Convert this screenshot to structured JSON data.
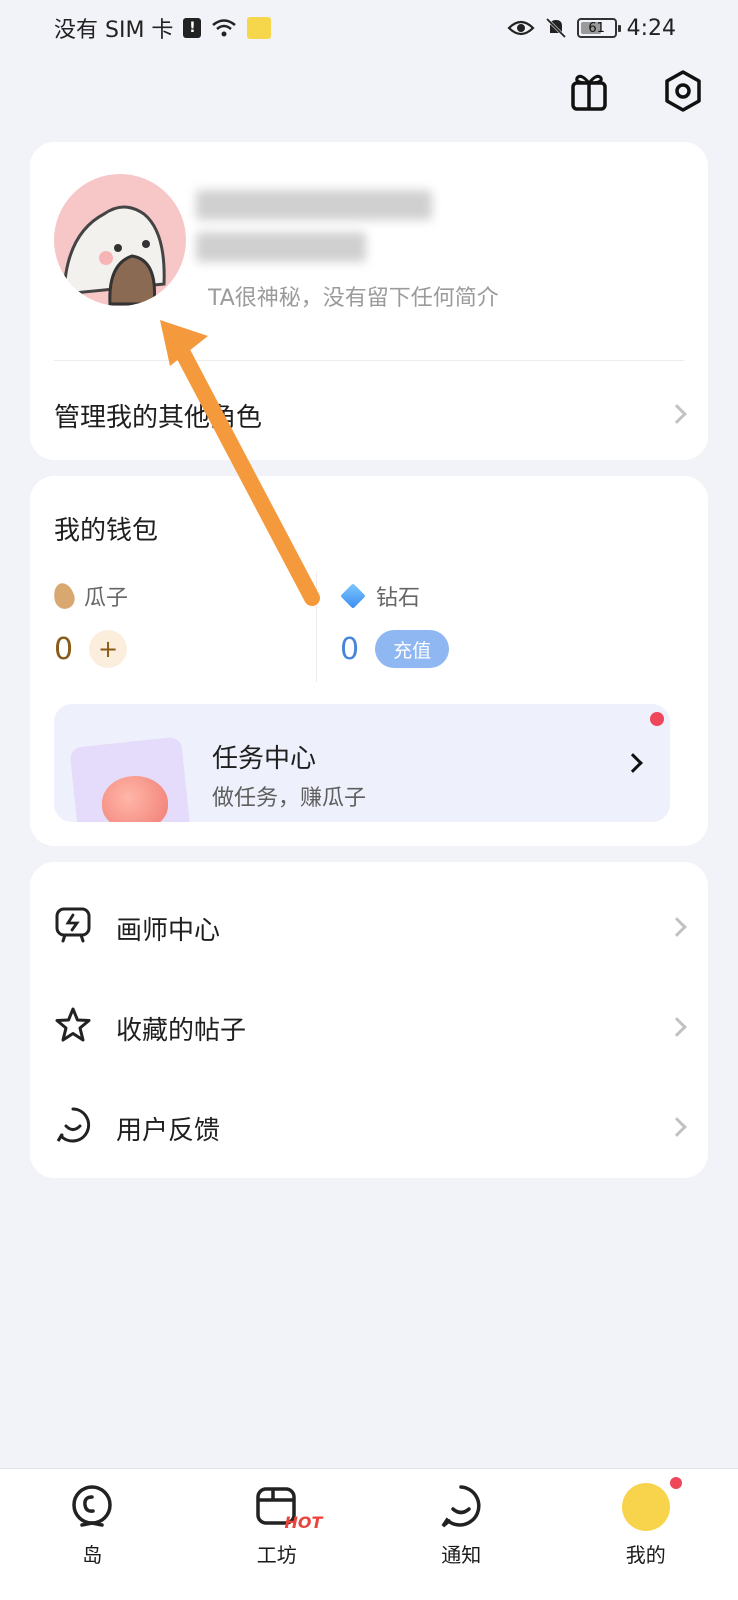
{
  "status_bar": {
    "carrier": "没有 SIM 卡",
    "alert_badge": "!",
    "battery": "61",
    "battery_level": 0.61,
    "time": "4:24"
  },
  "profile": {
    "bio": "TA很神秘，没有留下任何简介",
    "manage_roles": "管理我的其他角色"
  },
  "wallet": {
    "title": "我的钱包",
    "seeds": {
      "label": "瓜子",
      "value": "0",
      "add": "+"
    },
    "diamonds": {
      "label": "钻石",
      "value": "0",
      "recharge": "充值"
    },
    "task_center": {
      "title": "任务中心",
      "subtitle": "做任务，赚瓜子"
    }
  },
  "menu": [
    {
      "label": "画师中心",
      "icon": "artist-center-icon"
    },
    {
      "label": "收藏的帖子",
      "icon": "star-icon"
    },
    {
      "label": "用户反馈",
      "icon": "feedback-icon"
    }
  ],
  "tabs": [
    {
      "label": "岛",
      "icon": "island-icon"
    },
    {
      "label": "工坊",
      "icon": "workshop-icon",
      "badge": "HOT"
    },
    {
      "label": "通知",
      "icon": "notification-icon"
    },
    {
      "label": "我的",
      "icon": "me-avatar-icon",
      "active": true
    }
  ],
  "colors": {
    "background": "#f2f3f8",
    "accent_blue": "#8fb7f2",
    "seed_value": "#8a5a16",
    "diamond_value": "#4a86d8",
    "notice_red": "#f0465a",
    "annotation_arrow": "#f59a3c"
  }
}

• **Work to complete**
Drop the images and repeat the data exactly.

• **Solution for this task**
Convert this screenshot to structured JSON data.
{
  "status_bar": {
    "carrier": "没有 SIM 卡",
    "alert_badge": "!",
    "battery": "61",
    "battery_level": 0.61,
    "time": "4:24"
  },
  "profile": {
    "bio": "TA很神秘，没有留下任何简介",
    "manage_roles": "管理我的其他角色"
  },
  "wallet": {
    "title": "我的钱包",
    "seeds": {
      "label": "瓜子",
      "value": "0",
      "add": "+"
    },
    "diamonds": {
      "label": "钻石",
      "value": "0",
      "recharge": "充值"
    },
    "task_center": {
      "title": "任务中心",
      "subtitle": "做任务，赚瓜子"
    }
  },
  "menu": [
    {
      "label": "画师中心",
      "icon": "artist-center-icon"
    },
    {
      "label": "收藏的帖子",
      "icon": "star-icon"
    },
    {
      "label": "用户反馈",
      "icon": "feedback-icon"
    }
  ],
  "tabs": [
    {
      "label": "岛",
      "icon": "island-icon"
    },
    {
      "label": "工坊",
      "icon": "workshop-icon",
      "badge": "HOT"
    },
    {
      "label": "通知",
      "icon": "notification-icon"
    },
    {
      "label": "我的",
      "icon": "me-avatar-icon",
      "active": true
    }
  ],
  "colors": {
    "background": "#f2f3f8",
    "accent_blue": "#8fb7f2",
    "seed_value": "#8a5a16",
    "diamond_value": "#4a86d8",
    "notice_red": "#f0465a",
    "annotation_arrow": "#f59a3c"
  }
}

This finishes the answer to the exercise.